Contributing to SDG 4.7.1, SDGliteracy is an embryonic community-of-practice aimed at equipping faculty with the necessary learning resources and assessment tools to develop the sustainability literacy of their students.
Contemporary literature highlights a rhetoric-reality gap in the adoption of education-for-sustainability. TU Dublin is emblematic of this challenge, exhibiting disciplinary excellence within sustainability’s traditional domains, such as health, environmental sciences and engineering. Yet, by its nature, education-for-sustainability is transversal amongst contexts. Our project, sponsored by the National Forum for the Enhancement of Teaching and Learning, is focused on influencing faculty to embed sustainability in their curricula, based on the premise: sustainable futures require sustainability literate graduates.
By sustainability literacy, we refer to knowledge, skills and mindsets that allow individuals to become committed to building sustainable futures.

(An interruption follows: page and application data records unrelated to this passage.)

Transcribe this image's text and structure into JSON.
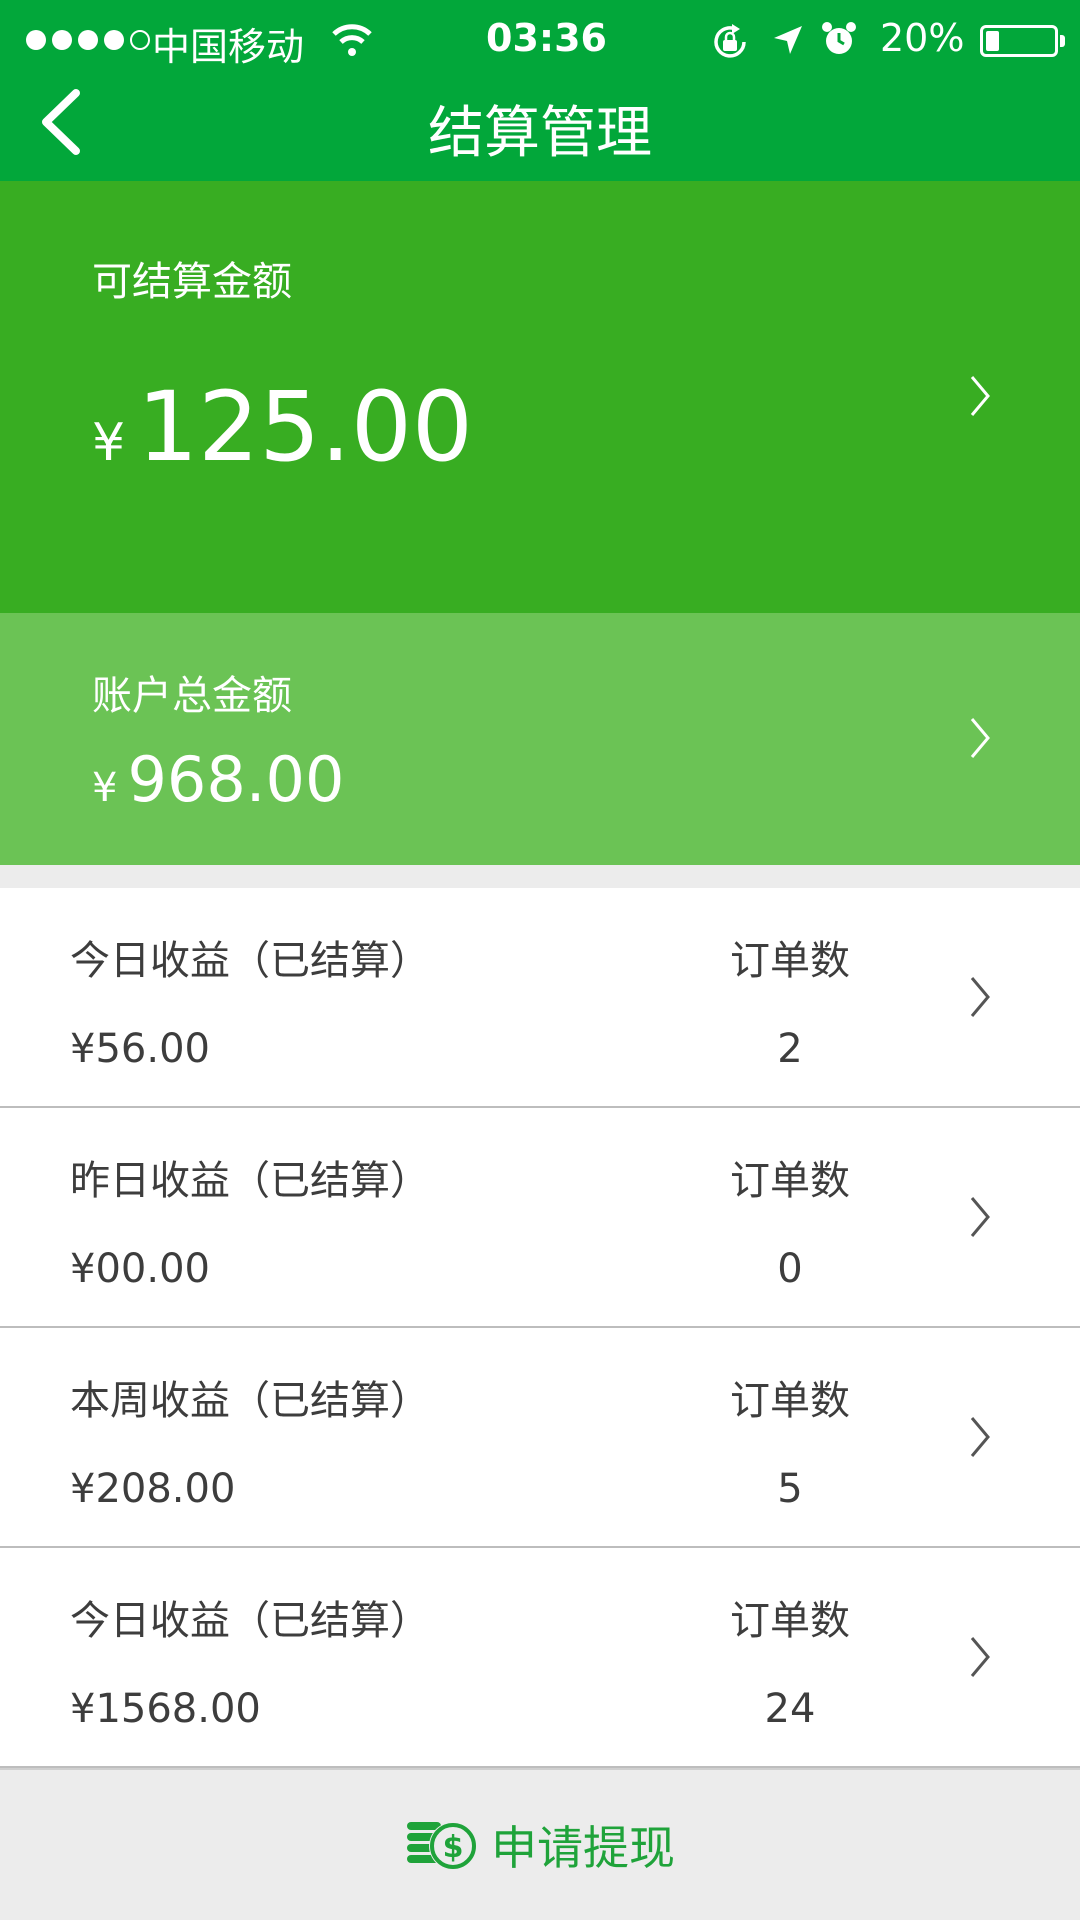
{
  "status_bar": {
    "carrier": "中国移动",
    "time": "03:36",
    "battery_percent": "20%",
    "battery_level": 0.2
  },
  "header": {
    "title": "结算管理",
    "back_icon": "chevron-left-icon"
  },
  "settle": {
    "label": "可结算金额",
    "currency": "¥",
    "amount": "125.00"
  },
  "total": {
    "label": "账户总金额",
    "currency": "¥",
    "amount": "968.00"
  },
  "stats": [
    {
      "title": "今日收益（已结算）",
      "amount": "¥56.00",
      "orders_label": "订单数",
      "orders": "2"
    },
    {
      "title": "昨日收益（已结算）",
      "amount": "¥00.00",
      "orders_label": "订单数",
      "orders": "0"
    },
    {
      "title": "本周收益（已结算）",
      "amount": "¥208.00",
      "orders_label": "订单数",
      "orders": "5"
    },
    {
      "title": "今日收益（已结算）",
      "amount": "¥1568.00",
      "orders_label": "订单数",
      "orders": "24"
    }
  ],
  "withdraw": {
    "label": "申请提现",
    "icon": "coins-dollar-icon"
  },
  "colors": {
    "header_green": "#02a73a",
    "settle_green": "#38ad22",
    "total_green": "#6bc355",
    "button_text_green": "#1fa33a"
  }
}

To underpin our initiative, we partnered with the UN supported www.sulitest.org SULITEST, which provides an online sustainability literacy assessment tool, through a repository of MCQ style questions. Whilst the tool allows for benchmarking of student cohorts for ASSHE-STARS recognition, we have used it to raise awareness of sustainability issues amongst students in their academic disciplines and personal lives. To achieve this, a community-of-practice across the university has facilitated the sharing of authentic assessments in which the SULITEST is coupled with a reflective submission. Since the beginning of the project in late 2020, over 2000 students have taken the test and over 50 faculty have joined the community, registering as SULITEST examiners.

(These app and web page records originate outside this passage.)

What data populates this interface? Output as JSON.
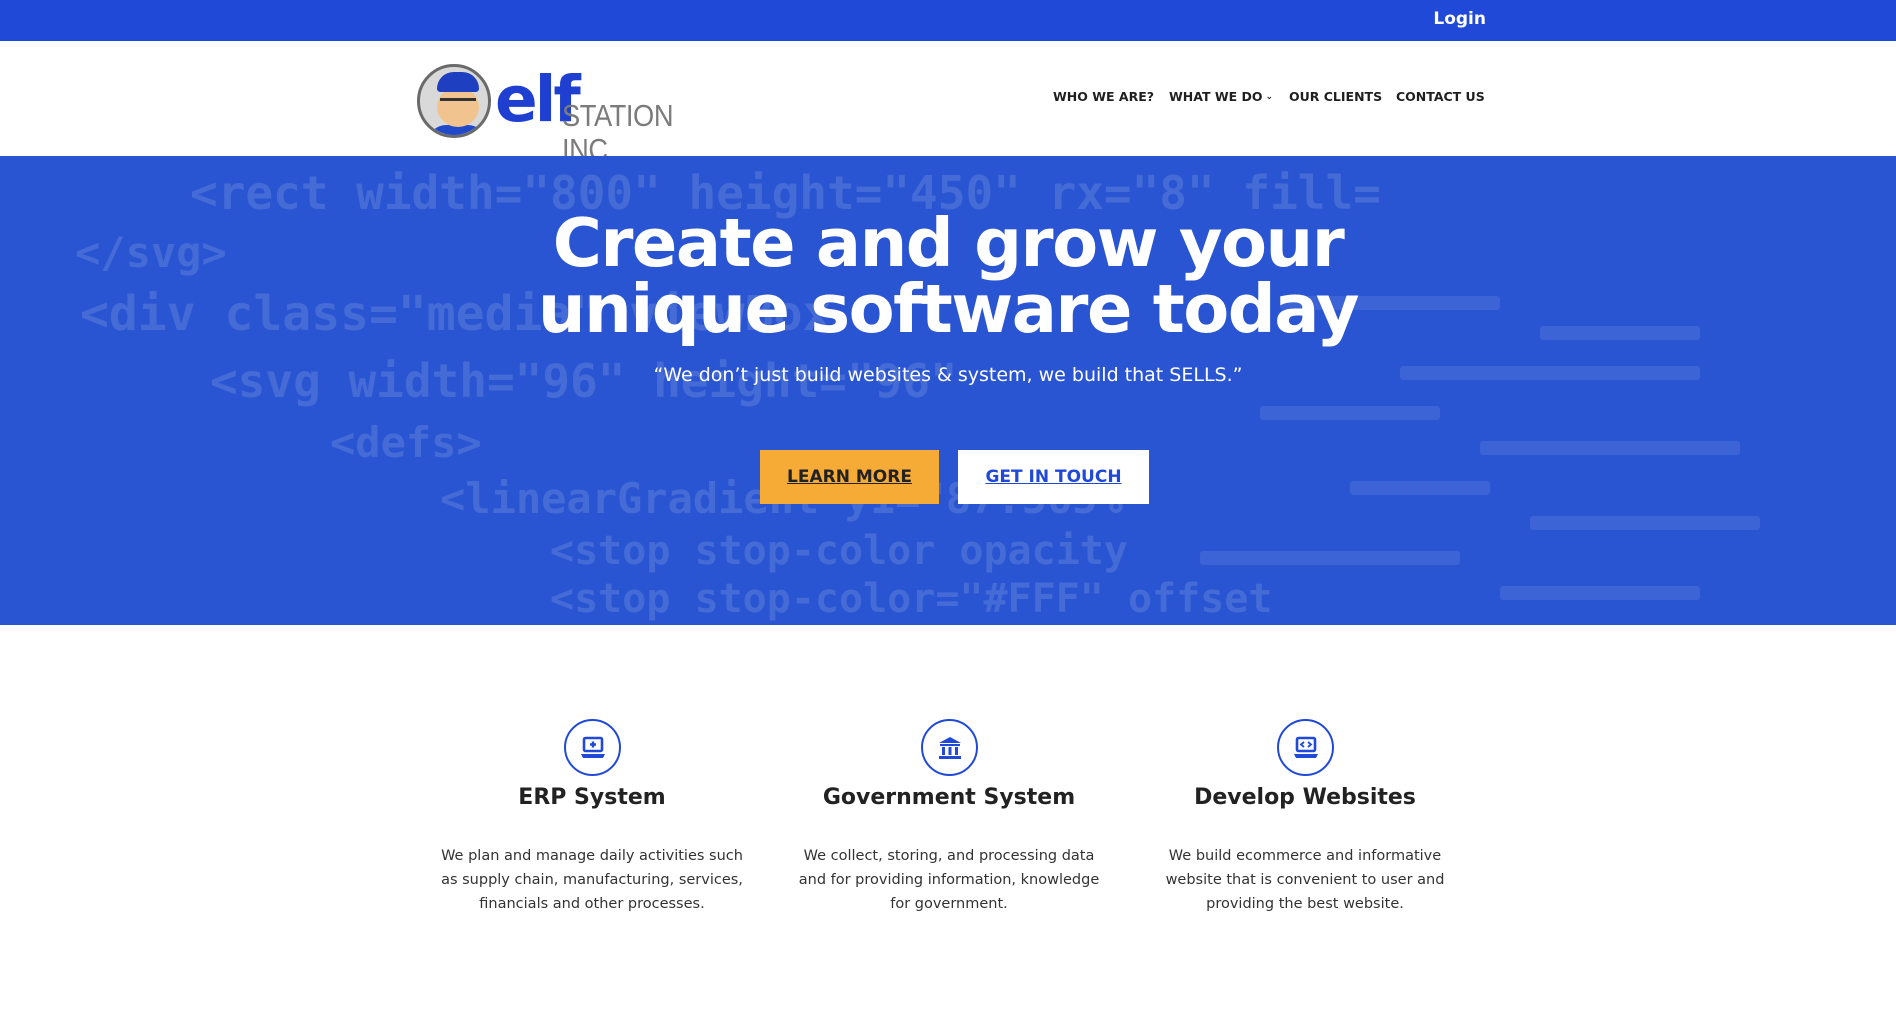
{
  "topbar": {
    "login_label": "Login"
  },
  "brand": {
    "name": "elf",
    "suffix": "STATION INC."
  },
  "nav": {
    "items": [
      {
        "label": "WHO WE ARE?"
      },
      {
        "label": "WHAT WE DO",
        "has_dropdown": true
      },
      {
        "label": "OUR CLIENTS"
      },
      {
        "label": "CONTACT US"
      }
    ]
  },
  "hero": {
    "title_line1": "Create and grow your",
    "title_line2": "unique software today",
    "tagline": "“We don’t just build websites & system, we build that SELLS.”",
    "primary_button": "LEARN MORE",
    "secondary_button": "GET IN TOUCH"
  },
  "services": [
    {
      "icon": "laptop-plus-icon",
      "title": "ERP System",
      "description": "We plan and manage daily activities such as supply chain, manufacturing, services, financials and other processes."
    },
    {
      "icon": "government-building-icon",
      "title": "Government System",
      "description": "We collect, storing, and processing data and for providing information, knowledge for government."
    },
    {
      "icon": "laptop-code-icon",
      "title": "Develop Websites",
      "description": "We build ecommerce and informative website that is convenient to user and providing the best website."
    }
  ],
  "colors": {
    "primary_blue": "#2149d8",
    "hero_blue": "#2a55d2",
    "accent_orange": "#f7ab37",
    "white": "#ffffff",
    "text_dark": "#222222"
  }
}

A second collaborative element to the community-of-practice has been the creation of open education resources (OERs). These learning resources are currently being developed, mapped and digitally badged to the five sustainable development goal (SDG) clusters identified by Elsevier:  basic rights,  equal opportunity,  human potential,  environmental sustainability and  organisations. Additionally, the community of practice has facilitated several awareness-building events, such as world water day, fashion revolution week and a sustainable finance symposium. The OERs are being developed using Articulate Rise, an eLearning authoring tool used to create responsive learning content.
As the use of our OERs and SULITEST gains traction, we plan to activate further demand and supply for the SULITEST and supplemental OERs, reaching a logical conclusion in which sustainability literacy is inherent in all TU Dublin education and research programmes.
In the immediate project implementation, SDGliteracy plans to achieve 3500 student completions of Sulitest; host 5 guest-based panel discussions or events representative of the SDG clusters, develop at least five OERs and engage 50+ faculty.
By publishing our OERs on www.sdgliteracy.ie, we plan to inaugurate a movement in which the academic community across Ireland’s higher education sector could collaborate on sustainability literacy initiatives.
As the education-for-sustainability agenda, encapsulated by SDG 4.7, evolves, it is hoped intend that TU Dublin’s sustainability literacy data would be systematically benchmarked and used to inform institutional priorities for new innovative programmes. With European higher education systems adopting sustainability literacy as a core graduate competency, our project can contribute to a culture of teaching and learning in which sustainability is at the forefront of our review and enhancement processes.
To maximise impact, OERs are being designed using the UNESCO’s guide to ‘Educating for Sustainability’, which outlines learning activities for each SDG.
As with many innovations in teaching and learning, an injection of funding can be a key catalyst. A donation of funding from the National Forum facilitated the hiring of a part-time project manager, the acquisition of the premium version of SULITEST and other software and training needed to develop the OERs.
Considerable digital upskilling has been required to facilitate development of the resources, creation of the digital badges and their open-licensing.
As faculty and students have adapted to the online environment during the COVID19 lockdown, the provision of online collaboration tools, such as MS TEAMS and cloud-based have been essential to project management.
A key challenge with the authentic assessment provision has been ensuring that a common framework is used to allow students create a diversity of reflective artefacts. In this context, the DIEP strategy for critical writing was used – describe, interpret, evaluation and plan.
We see transferability along three dimensions.
First, it is the intention that SDGliteracy will be a catalyst for ensuring that sustainability literacy is normalised, as per AASHE-STARS requirements, and is used as a foundational platform for developing ne
Second, it is also our intention that SDGliteracy realises potential economies of scope and scale by extending the community-of-practice across the higher education sector in Ireland. Sulitest test has invited TU Dublin, as the first Irish technological university, to lead a Regional national Expert Committee (RNEC) that would develop a module of questions specific to Ireland.
Third, SDGliteracy is one of a number of funded projects within TU Dublin aimed at advancing the education-of-sustainability. In line with TU Dublin’s new strategic pillars of people, planet and partnership and its new education model, the challenge now is to manage the synergies of these initiatives.